• PROBLEM DESCRIPTION
Scan the material and copy every line in which "date" appears.

========

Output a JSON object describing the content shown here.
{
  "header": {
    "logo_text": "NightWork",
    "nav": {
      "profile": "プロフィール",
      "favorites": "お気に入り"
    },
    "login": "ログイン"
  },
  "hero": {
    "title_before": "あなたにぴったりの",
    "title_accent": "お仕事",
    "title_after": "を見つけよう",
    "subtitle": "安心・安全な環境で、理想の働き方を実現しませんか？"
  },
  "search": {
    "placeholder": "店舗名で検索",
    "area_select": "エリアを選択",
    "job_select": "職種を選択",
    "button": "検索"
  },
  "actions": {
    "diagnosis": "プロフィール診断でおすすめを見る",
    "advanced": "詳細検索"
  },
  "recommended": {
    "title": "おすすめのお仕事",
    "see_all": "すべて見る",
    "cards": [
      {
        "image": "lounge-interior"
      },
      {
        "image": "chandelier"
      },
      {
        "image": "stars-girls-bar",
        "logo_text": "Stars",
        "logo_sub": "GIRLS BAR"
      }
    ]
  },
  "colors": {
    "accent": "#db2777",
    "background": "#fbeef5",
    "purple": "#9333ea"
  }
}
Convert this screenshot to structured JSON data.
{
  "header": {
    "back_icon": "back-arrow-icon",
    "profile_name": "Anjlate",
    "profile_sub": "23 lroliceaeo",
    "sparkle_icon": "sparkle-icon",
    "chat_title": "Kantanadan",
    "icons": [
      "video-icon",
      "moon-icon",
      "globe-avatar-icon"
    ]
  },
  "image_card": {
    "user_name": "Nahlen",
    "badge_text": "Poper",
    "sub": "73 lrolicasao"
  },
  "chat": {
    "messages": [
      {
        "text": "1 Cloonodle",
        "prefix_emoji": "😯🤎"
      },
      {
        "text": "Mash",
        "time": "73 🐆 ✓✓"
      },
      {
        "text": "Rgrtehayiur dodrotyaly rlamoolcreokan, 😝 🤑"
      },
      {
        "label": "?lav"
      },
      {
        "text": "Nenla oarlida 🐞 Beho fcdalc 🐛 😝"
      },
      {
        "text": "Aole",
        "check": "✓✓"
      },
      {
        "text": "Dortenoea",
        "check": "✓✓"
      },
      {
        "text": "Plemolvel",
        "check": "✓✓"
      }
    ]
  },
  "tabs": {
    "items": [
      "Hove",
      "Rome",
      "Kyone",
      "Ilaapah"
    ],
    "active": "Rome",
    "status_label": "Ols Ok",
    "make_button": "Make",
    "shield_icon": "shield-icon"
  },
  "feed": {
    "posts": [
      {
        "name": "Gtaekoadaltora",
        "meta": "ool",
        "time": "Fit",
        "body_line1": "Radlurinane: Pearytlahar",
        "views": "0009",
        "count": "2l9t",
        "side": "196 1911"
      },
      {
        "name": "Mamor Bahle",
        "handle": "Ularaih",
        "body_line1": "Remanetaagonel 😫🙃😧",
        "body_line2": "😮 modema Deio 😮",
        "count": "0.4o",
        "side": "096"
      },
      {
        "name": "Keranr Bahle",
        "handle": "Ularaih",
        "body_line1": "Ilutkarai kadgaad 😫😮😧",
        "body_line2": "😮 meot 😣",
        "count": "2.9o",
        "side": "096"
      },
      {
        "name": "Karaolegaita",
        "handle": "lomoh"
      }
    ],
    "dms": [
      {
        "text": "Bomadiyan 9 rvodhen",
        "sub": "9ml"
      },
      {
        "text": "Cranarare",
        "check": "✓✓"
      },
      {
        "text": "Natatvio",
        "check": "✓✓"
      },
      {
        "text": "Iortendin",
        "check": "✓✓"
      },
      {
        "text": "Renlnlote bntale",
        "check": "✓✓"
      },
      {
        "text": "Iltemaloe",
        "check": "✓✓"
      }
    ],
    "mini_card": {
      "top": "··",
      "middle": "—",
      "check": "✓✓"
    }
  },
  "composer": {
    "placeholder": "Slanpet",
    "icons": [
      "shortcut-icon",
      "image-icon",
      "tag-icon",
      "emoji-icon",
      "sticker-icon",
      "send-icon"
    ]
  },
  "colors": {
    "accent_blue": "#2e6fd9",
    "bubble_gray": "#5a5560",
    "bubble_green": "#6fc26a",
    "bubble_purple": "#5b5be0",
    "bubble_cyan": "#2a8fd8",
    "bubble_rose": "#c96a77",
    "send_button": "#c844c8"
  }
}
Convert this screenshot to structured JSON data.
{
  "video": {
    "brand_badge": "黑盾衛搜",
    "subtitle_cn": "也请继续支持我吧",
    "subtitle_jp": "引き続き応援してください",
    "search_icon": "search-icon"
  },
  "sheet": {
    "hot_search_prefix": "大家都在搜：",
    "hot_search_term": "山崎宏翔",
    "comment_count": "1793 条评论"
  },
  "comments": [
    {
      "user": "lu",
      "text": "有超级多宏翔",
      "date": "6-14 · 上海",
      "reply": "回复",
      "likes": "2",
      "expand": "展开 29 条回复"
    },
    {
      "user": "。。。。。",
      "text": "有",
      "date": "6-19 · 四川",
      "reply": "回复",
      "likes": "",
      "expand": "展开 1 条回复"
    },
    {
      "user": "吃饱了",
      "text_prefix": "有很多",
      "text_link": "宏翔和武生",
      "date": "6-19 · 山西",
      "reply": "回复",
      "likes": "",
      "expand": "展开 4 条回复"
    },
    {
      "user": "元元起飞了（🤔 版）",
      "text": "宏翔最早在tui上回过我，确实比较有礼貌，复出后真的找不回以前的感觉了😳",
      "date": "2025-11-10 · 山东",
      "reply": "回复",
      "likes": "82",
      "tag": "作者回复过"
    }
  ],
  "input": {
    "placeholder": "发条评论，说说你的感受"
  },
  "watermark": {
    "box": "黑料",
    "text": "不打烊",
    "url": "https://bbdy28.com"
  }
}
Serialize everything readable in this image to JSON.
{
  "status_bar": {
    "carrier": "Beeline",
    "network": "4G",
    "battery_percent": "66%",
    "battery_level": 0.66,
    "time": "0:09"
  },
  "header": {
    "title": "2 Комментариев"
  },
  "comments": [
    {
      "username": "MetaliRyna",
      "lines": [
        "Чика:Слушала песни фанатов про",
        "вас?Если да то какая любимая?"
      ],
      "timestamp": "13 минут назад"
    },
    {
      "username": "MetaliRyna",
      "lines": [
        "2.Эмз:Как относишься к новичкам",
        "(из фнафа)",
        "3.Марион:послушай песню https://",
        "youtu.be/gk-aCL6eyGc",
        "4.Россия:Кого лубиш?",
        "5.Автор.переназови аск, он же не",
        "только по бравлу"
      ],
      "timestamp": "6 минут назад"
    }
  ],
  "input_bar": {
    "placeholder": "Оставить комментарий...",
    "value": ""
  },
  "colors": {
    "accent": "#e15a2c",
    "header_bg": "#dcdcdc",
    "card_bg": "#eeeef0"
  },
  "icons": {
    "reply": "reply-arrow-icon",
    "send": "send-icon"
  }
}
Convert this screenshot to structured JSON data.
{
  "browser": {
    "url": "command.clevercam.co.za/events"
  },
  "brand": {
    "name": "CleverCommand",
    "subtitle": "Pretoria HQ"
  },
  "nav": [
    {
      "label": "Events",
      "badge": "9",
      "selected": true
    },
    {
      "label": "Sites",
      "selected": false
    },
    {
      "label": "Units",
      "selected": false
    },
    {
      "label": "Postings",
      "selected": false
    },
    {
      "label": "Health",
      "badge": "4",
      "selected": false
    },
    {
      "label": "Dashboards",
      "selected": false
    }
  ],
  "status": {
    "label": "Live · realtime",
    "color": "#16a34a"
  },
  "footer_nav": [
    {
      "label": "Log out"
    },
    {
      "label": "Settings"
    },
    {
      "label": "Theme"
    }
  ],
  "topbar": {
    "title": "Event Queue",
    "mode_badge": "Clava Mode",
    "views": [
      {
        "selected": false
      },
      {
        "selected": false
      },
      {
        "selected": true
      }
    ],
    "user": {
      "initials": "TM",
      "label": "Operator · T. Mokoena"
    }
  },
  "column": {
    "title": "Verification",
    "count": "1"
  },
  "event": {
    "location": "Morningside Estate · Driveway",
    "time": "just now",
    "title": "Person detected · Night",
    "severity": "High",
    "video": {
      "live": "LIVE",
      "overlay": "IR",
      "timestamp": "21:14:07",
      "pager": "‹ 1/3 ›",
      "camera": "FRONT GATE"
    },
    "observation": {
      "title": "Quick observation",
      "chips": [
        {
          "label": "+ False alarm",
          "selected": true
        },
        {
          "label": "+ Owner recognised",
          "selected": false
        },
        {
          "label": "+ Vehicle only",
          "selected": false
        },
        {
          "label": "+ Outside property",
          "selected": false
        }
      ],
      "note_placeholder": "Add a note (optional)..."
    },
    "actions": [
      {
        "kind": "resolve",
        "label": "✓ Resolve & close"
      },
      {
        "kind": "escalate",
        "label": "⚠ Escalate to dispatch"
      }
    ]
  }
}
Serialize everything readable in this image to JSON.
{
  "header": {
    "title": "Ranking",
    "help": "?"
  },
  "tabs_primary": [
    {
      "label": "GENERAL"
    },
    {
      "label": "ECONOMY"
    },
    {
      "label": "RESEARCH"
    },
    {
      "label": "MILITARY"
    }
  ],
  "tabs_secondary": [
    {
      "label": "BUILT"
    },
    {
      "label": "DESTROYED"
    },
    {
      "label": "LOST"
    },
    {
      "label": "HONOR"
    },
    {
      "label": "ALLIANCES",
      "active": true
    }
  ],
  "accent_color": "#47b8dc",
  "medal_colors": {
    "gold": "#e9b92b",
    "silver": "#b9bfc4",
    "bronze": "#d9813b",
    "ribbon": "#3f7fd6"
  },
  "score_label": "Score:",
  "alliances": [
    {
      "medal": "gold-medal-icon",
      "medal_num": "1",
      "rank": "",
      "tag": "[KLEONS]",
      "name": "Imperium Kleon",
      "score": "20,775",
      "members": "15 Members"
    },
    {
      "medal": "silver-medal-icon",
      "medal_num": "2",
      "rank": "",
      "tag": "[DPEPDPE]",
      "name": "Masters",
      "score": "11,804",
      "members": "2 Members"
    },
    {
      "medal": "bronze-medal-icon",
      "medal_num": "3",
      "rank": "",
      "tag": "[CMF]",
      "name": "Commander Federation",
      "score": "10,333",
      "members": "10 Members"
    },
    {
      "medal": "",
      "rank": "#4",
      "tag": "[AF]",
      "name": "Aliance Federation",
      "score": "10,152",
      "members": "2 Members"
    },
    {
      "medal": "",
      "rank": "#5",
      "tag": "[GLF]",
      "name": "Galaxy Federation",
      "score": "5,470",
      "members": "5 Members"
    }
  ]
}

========

• SOLUTION BELOW
      "date": "6-14 · 上海",
      "date": "6-19 · 四川",
      "date": "6-19 · 山西",
      "date": "2025-11-10 · 山东",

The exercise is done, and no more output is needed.